Thessaloniki (520 km. north of Athens) is the second largest city of Greece and the most important centre of the area. Built near the sea (at the back of the Thermaïkos Gulf), it is a modern metropolis bearing the marks of its stormy history and its cosmopolitan character, which give it a special beauty and charm.
Thessaloniki, also known as Thessalonica and Salonica, is the second-largest city in Greece and the capital of the region of Central Macedonia as well as the capital of the Decentralized Administration of Macedonia and Thrace.
According to the preliminary results of the 2011 census, the municipality of Thessaloniki today has a population of 322,240,while the Thessaloniki Urban Area (the contiguous built up area forming the "City of Thessaloniki") has a population of 790,824; making it the fifth largest and most populated city in the Balkans and the second most populated city that is not a capital, after Istanbul.
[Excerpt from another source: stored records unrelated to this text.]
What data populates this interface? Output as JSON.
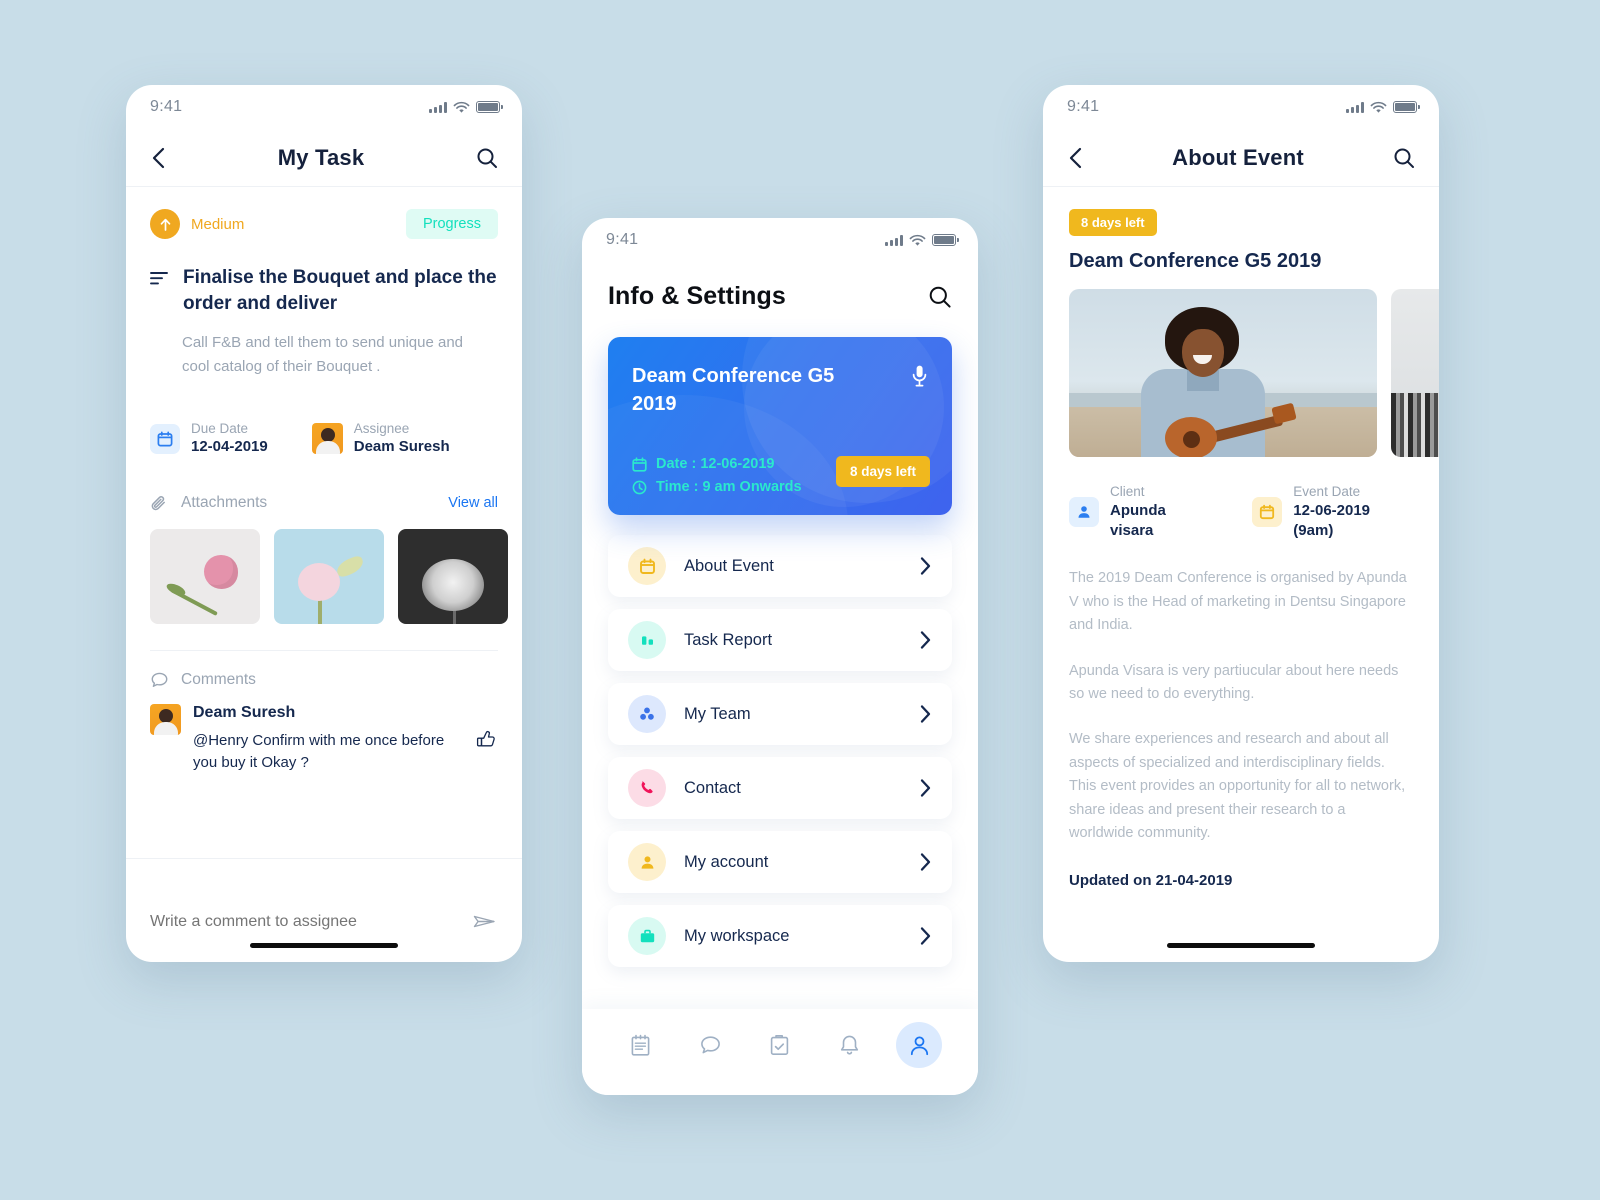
{
  "statusbar": {
    "time": "9:41"
  },
  "task_screen": {
    "nav": {
      "title": "My Task",
      "back_icon": "chevron-left-icon",
      "search_icon": "search-icon"
    },
    "priority": {
      "label": "Medium",
      "icon": "arrow-up-icon",
      "color": "#f0a820"
    },
    "status": {
      "label": "Progress",
      "color": "#13e0bd",
      "bg": "#dffbf4"
    },
    "title": "Finalise the Bouquet and place the order and deliver",
    "description": "Call F&B and tell them to send unique and cool catalog of their Bouquet .",
    "due_date": {
      "label": "Due Date",
      "value": "12-04-2019"
    },
    "assignee": {
      "label": "Assignee",
      "value": "Deam Suresh"
    },
    "attachments": {
      "title": "Attachments",
      "view_all": "View all"
    },
    "comments": {
      "title": "Comments",
      "items": [
        {
          "author": "Deam Suresh",
          "text": "@Henry Confirm with me once before you buy it Okay ?"
        }
      ]
    },
    "composer": {
      "placeholder": "Write a comment to assignee",
      "send_icon": "send-icon"
    }
  },
  "settings_screen": {
    "title": "Info & Settings",
    "search_icon": "search-icon",
    "event_card": {
      "title": "Deam Conference G5 2019",
      "date": "Date : 12-06-2019",
      "time": "Time : 9 am Onwards",
      "days_left": "8 days left",
      "mic_icon": "microphone-icon",
      "accent": "#2ae9cd",
      "chip_color": "#f0b81e"
    },
    "menu": [
      {
        "label": "About Event",
        "icon": "calendar-icon",
        "icon_color": "#f0b81e",
        "icon_bg": "#fdf0cd"
      },
      {
        "label": "Task Report",
        "icon": "bar-chart-icon",
        "icon_color": "#13e0bd",
        "icon_bg": "#d8faf2"
      },
      {
        "label": "My Team",
        "icon": "group-icon",
        "icon_color": "#3a72e8",
        "icon_bg": "#dde8fd"
      },
      {
        "label": "Contact",
        "icon": "phone-icon",
        "icon_color": "#f0145a",
        "icon_bg": "#fcdce6"
      },
      {
        "label": "My account",
        "icon": "person-icon",
        "icon_color": "#f0b81e",
        "icon_bg": "#fdf0cd"
      },
      {
        "label": "My workspace",
        "icon": "briefcase-icon",
        "icon_color": "#13e0bd",
        "icon_bg": "#d8faf2"
      }
    ],
    "tabs": [
      {
        "icon": "notepad-icon",
        "active": false
      },
      {
        "icon": "chat-bubble-icon",
        "active": false
      },
      {
        "icon": "clipboard-check-icon",
        "active": false
      },
      {
        "icon": "bell-icon",
        "active": false
      },
      {
        "icon": "profile-icon",
        "active": true
      }
    ]
  },
  "about_screen": {
    "nav": {
      "title": "About Event",
      "back_icon": "chevron-left-icon",
      "search_icon": "search-icon"
    },
    "days_left": "8 days left",
    "title": "Deam Conference G5 2019",
    "gallery": [
      {
        "alt": "woman playing ukulele on beach"
      },
      {
        "alt": "building facade"
      }
    ],
    "client": {
      "label": "Client",
      "value": "Apunda visara"
    },
    "event_date": {
      "label": "Event Date",
      "value": "12-06-2019 (9am)"
    },
    "paragraphs": [
      "The 2019 Deam Conference is organised by Apunda V who is the Head of marketing in Dentsu Singapore and India.",
      "Apunda Visara is very partiucular about here needs so we need to do everything.",
      "We share experiences and research and about all aspects of specialized and interdisciplinary fields. This event provides an opportunity for all to network, share ideas and present their research  to a worldwide community."
    ],
    "updated": "Updated on 21-04-2019"
  }
}
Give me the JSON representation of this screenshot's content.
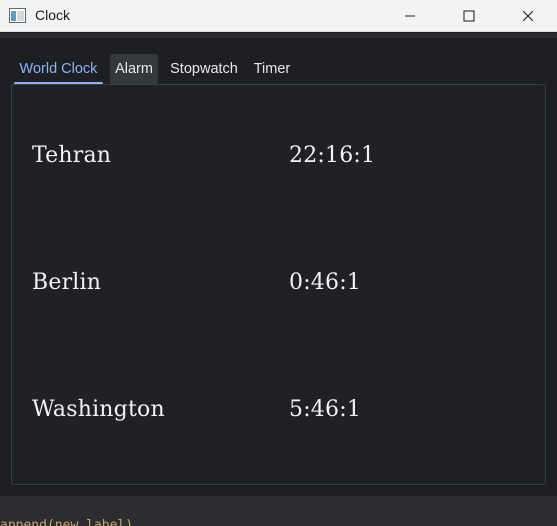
{
  "window": {
    "title": "Clock",
    "icons": {
      "app": "app-window-icon",
      "minimize": "minimize-icon",
      "maximize": "maximize-icon",
      "close": "close-icon"
    }
  },
  "tabs": [
    {
      "label": "World Clock",
      "selected": true
    },
    {
      "label": "Alarm",
      "selected": false
    },
    {
      "label": "Stopwatch",
      "selected": false
    },
    {
      "label": "Timer",
      "selected": false
    }
  ],
  "world_clock": {
    "rows": [
      {
        "city": "Tehran",
        "time": "22:16:1"
      },
      {
        "city": "Berlin",
        "time": "0:46:1"
      },
      {
        "city": "Washington",
        "time": "5:46:1"
      }
    ]
  },
  "background_text": "append(new_label)",
  "colors": {
    "accent": "#8ab4f8",
    "background": "#1c1e21",
    "titlebar": "#f3f3f3"
  }
}
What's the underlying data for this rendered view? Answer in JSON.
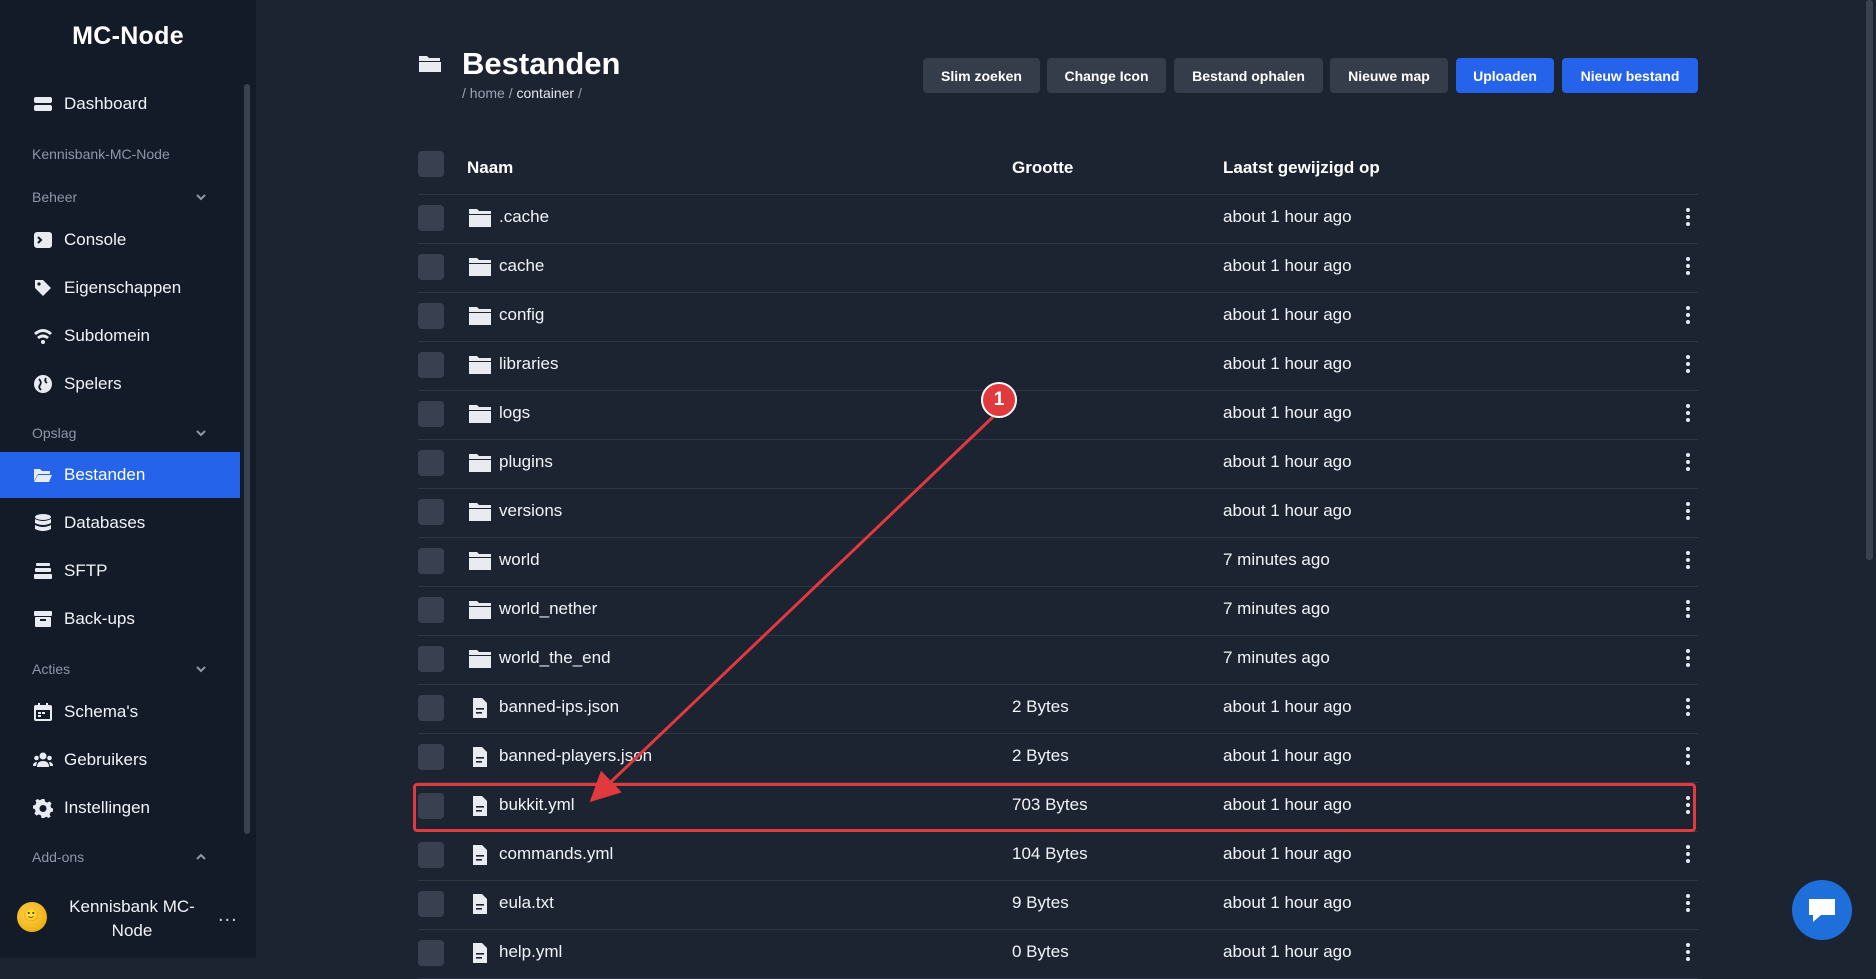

Furthermore, the Thessaloniki Metropolitan Area extends over an area of 1,455.62 km2 (562.02 sq mi) and its population in 2011 reached a total of 1,006,730 inhabitants.
Thessaloniki is Greece's second major economic, industrial, commercial and political centre, and a major transportation hub for the rest of southeastern Europe;its commercial port is also of great importance for Greece and the southeastern European hinterland.The city is renowned for its festivals, events and vibrant cultural life in general,and is considered to be Greece's cultural capital.Events such as the Thessaloniki International Trade Fair and the Thessaloniki International Film Festival are held annually, while the city also hosts the largest bi-annual meeting of the Greek diaspora. In 2014 Thessaloniki will be the European Youth Capital.
Founded in 315 BC by Cassander of Macedon, Thessaloniki's history spans some 2,300 years. An important metropolis by the Roman period, Thessaloniki was the second largest and wealthiest city of the Byzantine Empire. Thessaloniki is home to numerous notable Byzantine monuments, including the Paleochristian and Byzantine monuments of Thessaloniki, a UNESCO World Heritage Site, as well as several Roman, Ottoman and Sephardic Jewish structures. The city's main university, Aristotle University, is the largest in Greece and the Balkans.
In addition to its historic roots, Thessaloniki is also a very popular tourist destination in Greece. In 2010, Lonely Planet ranked Thessaloniki as the world's fifth-best party city worldwide, comparable to other cities such as Dubai and Montreal.For 2013 National Geographic Magazine included Thessaloniki in its top tourist destinations worldwide.
Thessaloniki's Archaeological sites
-The ancient forum (dated to the late 2nd or the early 3rd century AD) with squares, porticoes, additional buildings and odeum (293-395 AD), the palace complex of Galerius Maximianus (4th c. AD), the thermae, the hippodrome, the temples and other monuments and moveable finds (among them mosaics of exquisite art) brought to light in excavations and surveys. In the south square, is the famous Stoa of the Idols, which was two-storeyed and lavishly decorated.
-The Triumphal Arch of Galerius (Kamara), built in AD 305 to commemorate his military successes in general in the eastern provinces of the Roman Empire.
-The Rotunda is an early 4th century building which later was converted into a Christian church.
Thessaloniki's Byzantine monuments
Thessaloniki, with its host of Byzantine monuments (due to it’s significance during the Byzantine period), justifiably is considered an open-air museum of Byzantine art. Wandering through the city, it is worthwhile to see:
-The churches of Acheiropoietos (5th century) a three-aisled, timber-roofed basilica, the Holy Wisdom of God (Hagia Sophia) (7th century), the Panaghia (Virgin) Chalkeon (1028), Hosios David (12th century), St Panteleemon (late 13th or the early 14th century), is of four-columned cross-in-square type, Ayioi Apostoloi (1310-1314),Taxiarches (14th century), Panagouda a three-aisled basilica with significant icons, Agios Ioannis Prodromos (Nymphaion),Vlatadon monastery a 14th century foundation of which only the katholikon and two cisterns within the precinct survive, Ayios Demetrios a splendid basilica dedicated to the patron saint and protector of the city, etc.
-The Byzantine walls of the city
-The archaeological site in 3 Septemvriou St., with remnants of a cemetery basilica, a martyrion and Early Christian graves.
-The Byzantine bathhouse (late thirteenth century).
-The Heptapyrgion castle was raised in stages, from the early years of the Byzantine Age into the Ottoman period.
-The White Tower (15th century), the hallmark of the city.
-The Mosques of the Hamza Bey Cami (15th century), the Aladja Imaret Cami (1484) and the Yeni Cami (1902).
-Hamams (turkish bathhouses): The Pazar Hamam (15th century), the Pasha Hamam (15th century), Bey Hamam (16th century), Yeni Hamam and the Yahudi Hamam.
-Bezesteni, a rectangular building with lead-covered domes and four entraces was built in the late fifteenth century and operated as a cloth market.
Source : Wikipedia and National Tourism organisation